What needs to be done: In the material below, find each line with the string "location" and copy it.

Records to process:
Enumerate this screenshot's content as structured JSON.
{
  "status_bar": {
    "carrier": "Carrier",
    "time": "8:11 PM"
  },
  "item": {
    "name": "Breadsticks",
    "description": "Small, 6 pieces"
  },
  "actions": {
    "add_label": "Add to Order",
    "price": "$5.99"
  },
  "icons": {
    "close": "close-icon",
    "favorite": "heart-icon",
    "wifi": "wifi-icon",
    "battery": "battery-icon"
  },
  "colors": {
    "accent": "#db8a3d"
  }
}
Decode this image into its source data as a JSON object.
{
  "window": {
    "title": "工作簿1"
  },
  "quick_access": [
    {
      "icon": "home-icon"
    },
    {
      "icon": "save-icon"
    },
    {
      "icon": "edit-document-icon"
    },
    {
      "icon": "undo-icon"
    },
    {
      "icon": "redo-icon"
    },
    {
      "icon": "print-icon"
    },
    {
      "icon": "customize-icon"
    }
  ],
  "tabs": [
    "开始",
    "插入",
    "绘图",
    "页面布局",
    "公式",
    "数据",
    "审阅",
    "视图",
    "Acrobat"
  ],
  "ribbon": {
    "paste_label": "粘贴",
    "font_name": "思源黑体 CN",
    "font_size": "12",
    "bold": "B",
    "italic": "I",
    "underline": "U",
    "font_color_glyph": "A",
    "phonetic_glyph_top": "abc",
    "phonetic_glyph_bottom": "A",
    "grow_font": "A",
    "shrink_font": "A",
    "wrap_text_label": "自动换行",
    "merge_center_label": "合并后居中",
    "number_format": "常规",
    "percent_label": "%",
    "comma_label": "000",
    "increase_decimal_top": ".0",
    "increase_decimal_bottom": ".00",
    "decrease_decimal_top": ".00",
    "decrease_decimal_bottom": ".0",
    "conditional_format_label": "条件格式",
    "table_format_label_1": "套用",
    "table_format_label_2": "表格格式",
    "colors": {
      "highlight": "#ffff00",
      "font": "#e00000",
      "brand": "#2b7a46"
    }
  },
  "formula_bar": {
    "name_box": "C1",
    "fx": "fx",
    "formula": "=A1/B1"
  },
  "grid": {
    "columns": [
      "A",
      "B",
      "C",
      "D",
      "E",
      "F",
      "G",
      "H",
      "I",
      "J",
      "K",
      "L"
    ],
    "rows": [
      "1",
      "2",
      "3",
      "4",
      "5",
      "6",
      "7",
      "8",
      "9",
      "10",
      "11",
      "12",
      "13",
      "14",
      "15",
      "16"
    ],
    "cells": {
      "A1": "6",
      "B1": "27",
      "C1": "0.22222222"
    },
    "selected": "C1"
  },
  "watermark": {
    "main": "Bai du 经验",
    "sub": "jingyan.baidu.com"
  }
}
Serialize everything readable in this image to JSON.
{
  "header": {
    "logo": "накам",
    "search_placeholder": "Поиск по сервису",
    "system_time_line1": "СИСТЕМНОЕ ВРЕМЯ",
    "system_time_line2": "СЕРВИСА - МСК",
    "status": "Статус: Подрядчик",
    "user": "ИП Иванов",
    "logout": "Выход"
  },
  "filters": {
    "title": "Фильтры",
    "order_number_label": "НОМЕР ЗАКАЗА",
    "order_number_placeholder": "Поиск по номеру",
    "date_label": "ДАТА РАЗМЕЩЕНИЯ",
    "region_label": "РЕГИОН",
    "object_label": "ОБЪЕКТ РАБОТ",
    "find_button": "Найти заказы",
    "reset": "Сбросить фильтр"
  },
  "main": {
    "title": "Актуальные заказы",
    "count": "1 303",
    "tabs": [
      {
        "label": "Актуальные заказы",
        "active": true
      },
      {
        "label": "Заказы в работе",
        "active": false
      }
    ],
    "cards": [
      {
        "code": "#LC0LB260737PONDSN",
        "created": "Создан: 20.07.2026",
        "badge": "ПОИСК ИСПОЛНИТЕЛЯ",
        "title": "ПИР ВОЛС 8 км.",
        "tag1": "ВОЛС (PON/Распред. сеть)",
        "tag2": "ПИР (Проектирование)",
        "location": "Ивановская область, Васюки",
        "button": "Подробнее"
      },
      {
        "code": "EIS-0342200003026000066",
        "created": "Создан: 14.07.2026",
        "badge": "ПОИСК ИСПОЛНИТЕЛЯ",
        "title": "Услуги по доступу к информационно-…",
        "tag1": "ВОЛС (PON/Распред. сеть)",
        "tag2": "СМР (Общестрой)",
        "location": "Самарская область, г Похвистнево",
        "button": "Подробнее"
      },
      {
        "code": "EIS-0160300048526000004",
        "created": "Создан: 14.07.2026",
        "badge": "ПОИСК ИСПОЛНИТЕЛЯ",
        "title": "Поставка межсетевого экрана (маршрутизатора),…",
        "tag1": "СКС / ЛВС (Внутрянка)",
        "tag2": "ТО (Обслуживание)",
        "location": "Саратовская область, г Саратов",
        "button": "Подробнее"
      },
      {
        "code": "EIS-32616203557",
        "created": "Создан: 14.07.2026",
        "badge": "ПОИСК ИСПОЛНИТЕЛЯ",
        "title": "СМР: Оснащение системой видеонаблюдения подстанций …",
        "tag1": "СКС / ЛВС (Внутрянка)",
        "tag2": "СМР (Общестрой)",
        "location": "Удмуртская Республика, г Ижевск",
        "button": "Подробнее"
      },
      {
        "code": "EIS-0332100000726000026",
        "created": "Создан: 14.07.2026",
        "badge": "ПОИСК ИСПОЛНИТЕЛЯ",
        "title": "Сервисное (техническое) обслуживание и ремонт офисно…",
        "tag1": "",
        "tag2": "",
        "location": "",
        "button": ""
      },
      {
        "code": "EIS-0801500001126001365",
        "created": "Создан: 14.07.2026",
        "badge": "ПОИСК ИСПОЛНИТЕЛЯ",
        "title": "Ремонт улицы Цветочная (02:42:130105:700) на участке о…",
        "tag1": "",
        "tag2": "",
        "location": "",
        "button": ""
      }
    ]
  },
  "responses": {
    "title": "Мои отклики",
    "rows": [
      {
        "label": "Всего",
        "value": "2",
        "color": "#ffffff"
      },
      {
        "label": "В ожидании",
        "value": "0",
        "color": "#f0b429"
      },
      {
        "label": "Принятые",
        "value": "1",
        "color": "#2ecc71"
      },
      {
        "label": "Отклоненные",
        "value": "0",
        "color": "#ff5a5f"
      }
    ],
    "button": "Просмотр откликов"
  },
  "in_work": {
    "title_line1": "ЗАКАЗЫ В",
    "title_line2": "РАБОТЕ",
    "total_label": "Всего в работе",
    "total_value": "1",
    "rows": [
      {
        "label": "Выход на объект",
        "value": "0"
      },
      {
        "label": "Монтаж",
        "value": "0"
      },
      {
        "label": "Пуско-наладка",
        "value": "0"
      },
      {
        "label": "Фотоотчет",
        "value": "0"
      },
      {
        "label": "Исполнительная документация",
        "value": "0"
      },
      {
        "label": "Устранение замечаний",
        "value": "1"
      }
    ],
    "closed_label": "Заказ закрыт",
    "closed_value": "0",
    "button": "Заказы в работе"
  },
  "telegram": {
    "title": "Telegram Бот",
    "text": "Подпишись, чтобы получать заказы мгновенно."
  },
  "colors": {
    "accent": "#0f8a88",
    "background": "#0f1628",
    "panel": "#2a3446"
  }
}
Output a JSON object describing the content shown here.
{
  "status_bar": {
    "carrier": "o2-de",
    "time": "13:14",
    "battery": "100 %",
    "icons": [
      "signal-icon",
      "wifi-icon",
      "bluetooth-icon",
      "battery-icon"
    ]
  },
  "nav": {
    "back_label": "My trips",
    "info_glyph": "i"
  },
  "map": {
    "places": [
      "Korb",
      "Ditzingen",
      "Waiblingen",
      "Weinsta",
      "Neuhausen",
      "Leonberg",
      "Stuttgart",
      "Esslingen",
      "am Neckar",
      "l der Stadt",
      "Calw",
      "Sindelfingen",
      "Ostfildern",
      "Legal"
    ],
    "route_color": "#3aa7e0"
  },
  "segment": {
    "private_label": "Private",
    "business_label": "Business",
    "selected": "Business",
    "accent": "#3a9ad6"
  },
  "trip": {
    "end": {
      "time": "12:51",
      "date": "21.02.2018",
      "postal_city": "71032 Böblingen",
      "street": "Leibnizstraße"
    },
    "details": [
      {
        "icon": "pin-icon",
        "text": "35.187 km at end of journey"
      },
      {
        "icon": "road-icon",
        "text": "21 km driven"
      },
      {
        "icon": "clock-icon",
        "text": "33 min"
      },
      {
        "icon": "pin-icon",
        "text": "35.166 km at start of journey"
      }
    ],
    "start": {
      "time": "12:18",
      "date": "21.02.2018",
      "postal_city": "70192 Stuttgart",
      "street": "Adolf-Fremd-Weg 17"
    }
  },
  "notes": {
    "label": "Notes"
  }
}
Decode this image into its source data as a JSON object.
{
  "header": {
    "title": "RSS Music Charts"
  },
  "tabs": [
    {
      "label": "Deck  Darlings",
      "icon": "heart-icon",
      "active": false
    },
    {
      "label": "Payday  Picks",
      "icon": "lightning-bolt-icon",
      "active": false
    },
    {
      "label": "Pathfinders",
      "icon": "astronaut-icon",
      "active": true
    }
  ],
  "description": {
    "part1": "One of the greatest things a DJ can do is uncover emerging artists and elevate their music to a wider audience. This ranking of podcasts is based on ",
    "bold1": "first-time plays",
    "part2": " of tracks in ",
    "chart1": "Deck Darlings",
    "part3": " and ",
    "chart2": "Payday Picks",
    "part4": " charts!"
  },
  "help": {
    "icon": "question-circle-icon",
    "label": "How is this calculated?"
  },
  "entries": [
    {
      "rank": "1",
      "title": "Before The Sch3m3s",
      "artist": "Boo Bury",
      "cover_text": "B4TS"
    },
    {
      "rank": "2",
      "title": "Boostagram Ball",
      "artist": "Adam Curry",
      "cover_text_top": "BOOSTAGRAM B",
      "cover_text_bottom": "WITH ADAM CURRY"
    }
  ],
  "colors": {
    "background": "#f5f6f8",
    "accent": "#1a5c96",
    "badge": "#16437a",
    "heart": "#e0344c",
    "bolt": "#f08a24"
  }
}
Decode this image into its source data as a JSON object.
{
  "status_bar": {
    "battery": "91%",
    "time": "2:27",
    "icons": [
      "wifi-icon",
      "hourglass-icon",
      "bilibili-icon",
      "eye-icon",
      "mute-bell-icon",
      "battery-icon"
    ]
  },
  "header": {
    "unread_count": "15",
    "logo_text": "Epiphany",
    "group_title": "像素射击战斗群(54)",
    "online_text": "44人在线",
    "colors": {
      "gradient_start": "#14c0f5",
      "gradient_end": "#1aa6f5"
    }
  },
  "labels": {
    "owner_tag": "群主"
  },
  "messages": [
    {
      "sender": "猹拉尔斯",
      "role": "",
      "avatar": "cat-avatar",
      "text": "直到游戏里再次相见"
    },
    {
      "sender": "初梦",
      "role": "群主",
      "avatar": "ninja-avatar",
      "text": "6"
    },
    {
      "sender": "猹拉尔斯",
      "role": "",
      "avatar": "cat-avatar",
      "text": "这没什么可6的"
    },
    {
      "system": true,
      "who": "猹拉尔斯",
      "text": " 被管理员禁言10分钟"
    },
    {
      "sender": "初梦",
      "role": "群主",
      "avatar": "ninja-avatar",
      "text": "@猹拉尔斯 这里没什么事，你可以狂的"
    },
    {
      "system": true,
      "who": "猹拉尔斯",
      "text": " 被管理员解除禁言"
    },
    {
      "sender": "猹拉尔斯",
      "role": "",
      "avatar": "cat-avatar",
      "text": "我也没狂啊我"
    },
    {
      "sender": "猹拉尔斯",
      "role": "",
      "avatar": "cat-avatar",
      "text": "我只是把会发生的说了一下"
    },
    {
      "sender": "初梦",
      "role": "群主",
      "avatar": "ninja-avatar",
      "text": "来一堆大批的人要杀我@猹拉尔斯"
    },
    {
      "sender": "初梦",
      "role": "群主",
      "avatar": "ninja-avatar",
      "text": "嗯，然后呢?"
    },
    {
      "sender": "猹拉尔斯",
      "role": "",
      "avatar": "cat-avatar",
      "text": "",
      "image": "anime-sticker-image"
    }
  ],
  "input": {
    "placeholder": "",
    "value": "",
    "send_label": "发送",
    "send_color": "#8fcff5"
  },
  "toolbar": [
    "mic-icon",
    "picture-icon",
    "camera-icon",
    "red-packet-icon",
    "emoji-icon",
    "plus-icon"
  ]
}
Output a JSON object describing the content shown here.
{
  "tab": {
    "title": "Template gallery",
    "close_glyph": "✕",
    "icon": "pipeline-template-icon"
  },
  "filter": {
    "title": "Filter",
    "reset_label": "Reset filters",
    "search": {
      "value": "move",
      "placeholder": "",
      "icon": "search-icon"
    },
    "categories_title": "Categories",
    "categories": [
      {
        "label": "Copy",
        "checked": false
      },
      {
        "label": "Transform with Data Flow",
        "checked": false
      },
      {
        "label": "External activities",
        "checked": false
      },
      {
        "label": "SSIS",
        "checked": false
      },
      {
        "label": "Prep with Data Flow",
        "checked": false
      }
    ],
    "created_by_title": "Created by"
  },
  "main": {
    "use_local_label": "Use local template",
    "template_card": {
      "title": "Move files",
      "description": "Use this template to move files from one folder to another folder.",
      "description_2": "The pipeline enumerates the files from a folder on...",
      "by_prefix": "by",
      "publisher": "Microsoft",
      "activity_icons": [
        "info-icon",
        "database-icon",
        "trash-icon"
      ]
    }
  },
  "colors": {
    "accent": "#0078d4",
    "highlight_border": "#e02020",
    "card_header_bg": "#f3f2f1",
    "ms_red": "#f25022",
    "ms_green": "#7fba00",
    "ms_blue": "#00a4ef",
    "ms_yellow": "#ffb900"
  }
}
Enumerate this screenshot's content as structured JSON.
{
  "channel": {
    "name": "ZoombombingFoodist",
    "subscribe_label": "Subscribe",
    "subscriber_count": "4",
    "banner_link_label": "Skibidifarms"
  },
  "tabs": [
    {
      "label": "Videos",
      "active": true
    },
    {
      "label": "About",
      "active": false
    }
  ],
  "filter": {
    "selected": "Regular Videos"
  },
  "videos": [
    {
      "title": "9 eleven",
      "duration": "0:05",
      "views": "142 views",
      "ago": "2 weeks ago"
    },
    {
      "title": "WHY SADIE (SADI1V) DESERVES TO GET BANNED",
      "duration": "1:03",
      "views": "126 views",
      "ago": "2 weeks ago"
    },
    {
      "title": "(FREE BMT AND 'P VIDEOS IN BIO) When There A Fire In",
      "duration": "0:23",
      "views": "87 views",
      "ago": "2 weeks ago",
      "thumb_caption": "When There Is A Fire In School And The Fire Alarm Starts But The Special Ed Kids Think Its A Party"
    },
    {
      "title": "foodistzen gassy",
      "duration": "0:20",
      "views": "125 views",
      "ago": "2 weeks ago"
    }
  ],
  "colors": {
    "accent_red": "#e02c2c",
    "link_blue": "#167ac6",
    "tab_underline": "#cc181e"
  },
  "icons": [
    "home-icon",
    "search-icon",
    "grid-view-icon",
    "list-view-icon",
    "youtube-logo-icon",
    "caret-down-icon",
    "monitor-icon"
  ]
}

Response to this exercise:
        "location": "Ивановская область, Васюки",
        "location": "Самарская область, г Похвистнево",
        "location": "Саратовская область, г Саратов",
        "location": "Удмуртская Республика, г Ижевск",
        "location": "",
        "location": "",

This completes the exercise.